Well, if your optic is Mil Dots...and you have MOA turrets, then your first mistake is choosing that combo. Now you have to know both units and how to convert them if you want to use your reticule for hold over.
Does yours have the "MilDotBar" system that has dots as well as thin lines between the dots?
If you don't know, you need to study your owners manual so you know how much over you're truly holding.
Most of what I'm about to say, will probably just confuse you, since your program, turrets and reticule are set to use different units of measurement, but...
If you made contact by dialing 23 MOA on your turret, and then held up one mil dot (or 3.438 MOA)...you most likely were making contact with around 26.5 MOA. This of course, depends where on the target you actually hit and if in fact you can place 3-4 more rounds into a group with a 1 MOA diameter at that range.
For argument sake...lets pretend you placed 5 rounds into a group that measured 8 inches(sub MOA)...and the center of that group was dead center.
Essentially, we could conclude that you would be truly "centered" which would put your hold for 906 at 26.5 MOA.
Using the atmospheric data you supplied...and the BC of .330, your velocity to be on target should be in the very close neighborhood of 3230fps.
This velocity spits out a solution of 26.5 MOA at your supplied atmospheric conditions and BC of .330.

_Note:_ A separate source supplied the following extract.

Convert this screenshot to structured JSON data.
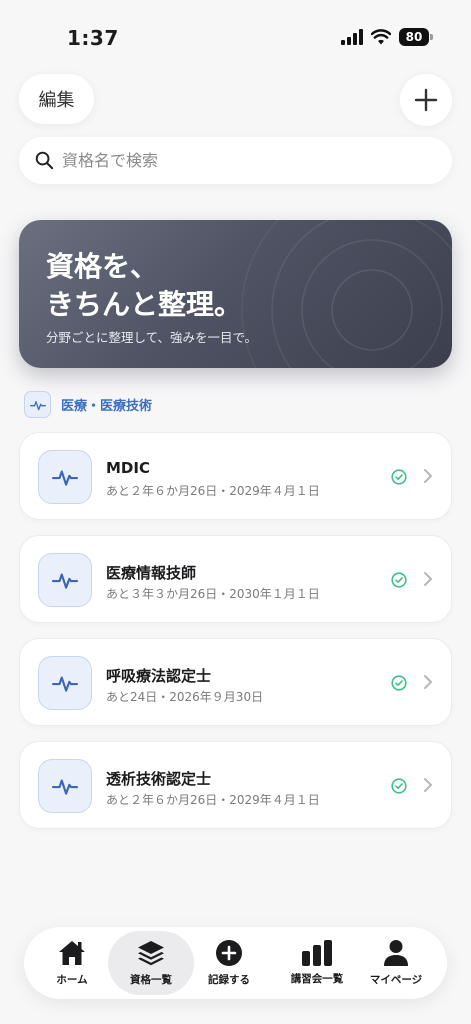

The 23 MOA you dialed...plus the 1 MIL you held over (3.438 MOA) equals the roughly 26.5 MOA you actually need with that velocity.
To check...you should be able to back down to 5 MOA at 400 yds or 8 MOA at 500 yds and be right on target. Use a BIG target, shoot a 3-5 round group and go off the group center. Don't trust a single shot.
IF YOU ARE ON...then you know your velocity is truly at 3230.
IF YOU ARE NOT or you can't make hits at other ranges...then you need to run a scope tracking drill.
This video shows you how to do it. He uses 3 MOA adjustments...but I like to do 5 MOA adjustments.